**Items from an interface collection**
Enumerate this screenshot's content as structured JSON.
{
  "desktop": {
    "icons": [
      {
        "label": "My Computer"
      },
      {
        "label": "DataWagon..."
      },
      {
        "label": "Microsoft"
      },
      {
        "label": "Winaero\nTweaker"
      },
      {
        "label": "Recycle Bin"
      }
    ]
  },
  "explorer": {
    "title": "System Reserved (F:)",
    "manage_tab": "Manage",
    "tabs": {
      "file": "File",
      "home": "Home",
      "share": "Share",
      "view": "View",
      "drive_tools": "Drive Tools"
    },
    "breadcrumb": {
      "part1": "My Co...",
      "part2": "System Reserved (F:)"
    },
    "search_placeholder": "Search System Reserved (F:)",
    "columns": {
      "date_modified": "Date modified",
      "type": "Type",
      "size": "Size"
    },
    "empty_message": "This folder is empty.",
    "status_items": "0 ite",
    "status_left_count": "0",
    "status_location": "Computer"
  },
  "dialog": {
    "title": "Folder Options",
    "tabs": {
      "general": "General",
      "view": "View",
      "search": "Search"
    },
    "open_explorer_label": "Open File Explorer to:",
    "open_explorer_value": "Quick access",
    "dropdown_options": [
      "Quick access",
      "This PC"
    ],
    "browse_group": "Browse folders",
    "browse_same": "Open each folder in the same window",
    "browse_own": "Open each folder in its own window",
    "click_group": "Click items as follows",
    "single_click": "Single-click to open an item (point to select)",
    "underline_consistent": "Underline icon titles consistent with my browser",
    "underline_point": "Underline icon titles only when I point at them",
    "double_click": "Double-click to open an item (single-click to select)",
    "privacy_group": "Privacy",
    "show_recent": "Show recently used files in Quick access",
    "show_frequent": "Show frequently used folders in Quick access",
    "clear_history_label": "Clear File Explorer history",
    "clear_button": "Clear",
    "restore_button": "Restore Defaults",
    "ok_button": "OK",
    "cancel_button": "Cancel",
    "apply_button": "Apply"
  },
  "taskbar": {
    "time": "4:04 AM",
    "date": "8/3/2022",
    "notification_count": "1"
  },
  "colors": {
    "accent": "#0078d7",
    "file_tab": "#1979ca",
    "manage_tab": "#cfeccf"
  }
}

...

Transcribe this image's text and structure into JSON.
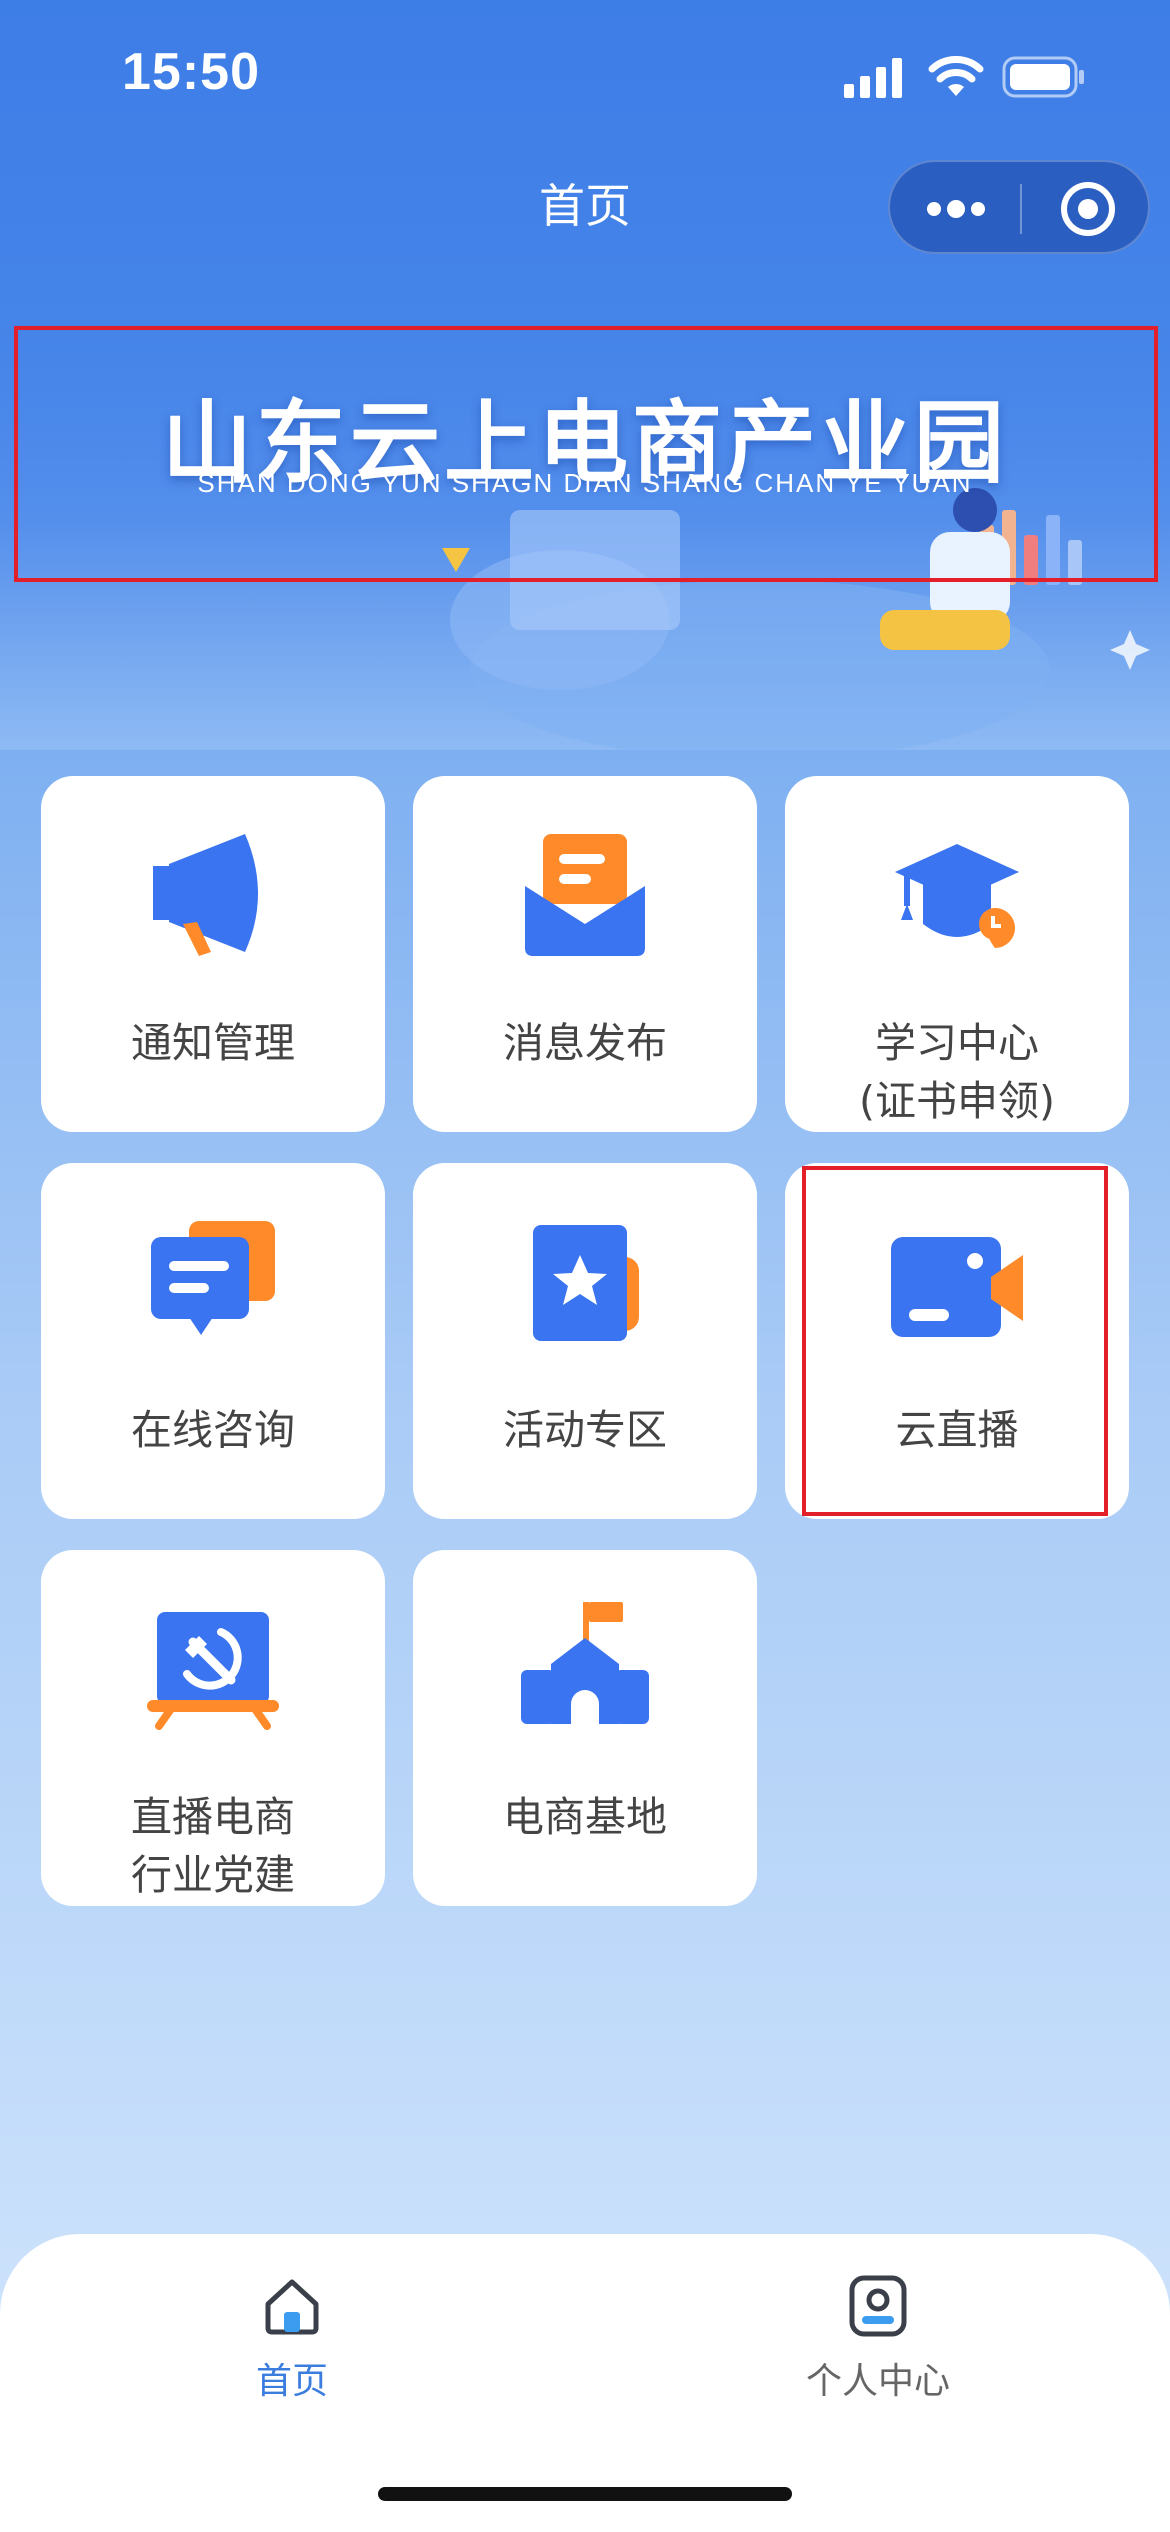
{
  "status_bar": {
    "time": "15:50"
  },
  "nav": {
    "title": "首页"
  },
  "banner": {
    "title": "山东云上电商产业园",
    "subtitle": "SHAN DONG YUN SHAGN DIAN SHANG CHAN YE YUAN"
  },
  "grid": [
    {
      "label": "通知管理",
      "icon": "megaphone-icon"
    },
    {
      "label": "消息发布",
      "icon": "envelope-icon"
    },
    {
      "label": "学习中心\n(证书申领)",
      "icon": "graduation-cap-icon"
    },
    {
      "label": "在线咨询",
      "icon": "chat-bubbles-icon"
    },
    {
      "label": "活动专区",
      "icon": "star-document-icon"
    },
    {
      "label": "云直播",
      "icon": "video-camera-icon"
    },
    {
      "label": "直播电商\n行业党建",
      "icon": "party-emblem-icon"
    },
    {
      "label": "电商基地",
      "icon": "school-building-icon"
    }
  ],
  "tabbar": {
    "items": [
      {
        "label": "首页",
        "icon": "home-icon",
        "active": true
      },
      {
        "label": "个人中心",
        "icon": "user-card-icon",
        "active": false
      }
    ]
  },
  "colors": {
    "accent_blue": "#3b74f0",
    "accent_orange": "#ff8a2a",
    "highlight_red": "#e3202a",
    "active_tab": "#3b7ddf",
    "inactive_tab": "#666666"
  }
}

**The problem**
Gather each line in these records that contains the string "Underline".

**Response for this exercise**
    "underline_consistent": "Underline icon titles consistent with my browser",
    "underline_point": "Underline icon titles only when I point at them",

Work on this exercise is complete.